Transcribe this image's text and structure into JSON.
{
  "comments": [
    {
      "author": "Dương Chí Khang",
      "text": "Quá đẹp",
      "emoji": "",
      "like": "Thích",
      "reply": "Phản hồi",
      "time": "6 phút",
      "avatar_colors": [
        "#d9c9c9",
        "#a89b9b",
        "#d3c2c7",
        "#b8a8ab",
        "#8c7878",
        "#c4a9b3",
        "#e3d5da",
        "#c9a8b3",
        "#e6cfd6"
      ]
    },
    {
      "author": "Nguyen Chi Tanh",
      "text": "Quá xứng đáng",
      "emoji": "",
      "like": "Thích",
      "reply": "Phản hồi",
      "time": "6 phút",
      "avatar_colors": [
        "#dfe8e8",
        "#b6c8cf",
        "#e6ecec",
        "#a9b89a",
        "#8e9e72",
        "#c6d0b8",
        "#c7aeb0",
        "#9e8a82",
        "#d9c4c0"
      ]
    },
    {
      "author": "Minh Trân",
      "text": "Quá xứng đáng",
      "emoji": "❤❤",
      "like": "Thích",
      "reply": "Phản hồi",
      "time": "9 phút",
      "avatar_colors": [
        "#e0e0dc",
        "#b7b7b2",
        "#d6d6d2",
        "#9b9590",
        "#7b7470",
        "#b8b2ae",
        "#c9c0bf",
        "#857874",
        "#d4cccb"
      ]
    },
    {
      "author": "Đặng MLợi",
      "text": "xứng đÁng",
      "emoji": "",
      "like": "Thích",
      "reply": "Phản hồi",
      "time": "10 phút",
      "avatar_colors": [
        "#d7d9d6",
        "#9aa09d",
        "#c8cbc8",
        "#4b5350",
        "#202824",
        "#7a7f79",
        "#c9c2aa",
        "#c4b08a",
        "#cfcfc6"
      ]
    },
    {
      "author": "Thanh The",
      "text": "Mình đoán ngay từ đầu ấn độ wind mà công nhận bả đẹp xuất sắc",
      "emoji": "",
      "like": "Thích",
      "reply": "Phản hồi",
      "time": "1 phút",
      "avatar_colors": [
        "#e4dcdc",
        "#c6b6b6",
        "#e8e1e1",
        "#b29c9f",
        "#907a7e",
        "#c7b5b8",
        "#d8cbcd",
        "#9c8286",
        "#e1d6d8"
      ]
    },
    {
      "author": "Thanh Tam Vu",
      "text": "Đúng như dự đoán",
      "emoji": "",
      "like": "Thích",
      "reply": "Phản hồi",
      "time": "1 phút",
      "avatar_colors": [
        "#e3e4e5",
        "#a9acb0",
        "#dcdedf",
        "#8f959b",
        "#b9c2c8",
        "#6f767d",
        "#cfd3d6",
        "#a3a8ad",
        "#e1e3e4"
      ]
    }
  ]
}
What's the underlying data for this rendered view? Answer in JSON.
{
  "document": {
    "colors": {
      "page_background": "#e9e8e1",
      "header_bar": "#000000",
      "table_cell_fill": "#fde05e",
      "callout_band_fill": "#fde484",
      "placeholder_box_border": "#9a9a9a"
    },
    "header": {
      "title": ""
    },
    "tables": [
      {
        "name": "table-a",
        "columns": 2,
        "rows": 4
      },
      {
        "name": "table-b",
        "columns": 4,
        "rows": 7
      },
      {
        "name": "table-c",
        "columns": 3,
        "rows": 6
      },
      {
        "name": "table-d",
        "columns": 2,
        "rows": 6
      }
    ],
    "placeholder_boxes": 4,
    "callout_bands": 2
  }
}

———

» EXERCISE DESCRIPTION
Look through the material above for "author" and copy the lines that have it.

» RESPONSE
      "author": "Dương Chí Khang",
      "author": "Nguyen Chi Tanh",
      "author": "Minh Trân",
      "author": "Đặng MLợi",
      "author": "Thanh The",
      "author": "Thanh Tam Vu",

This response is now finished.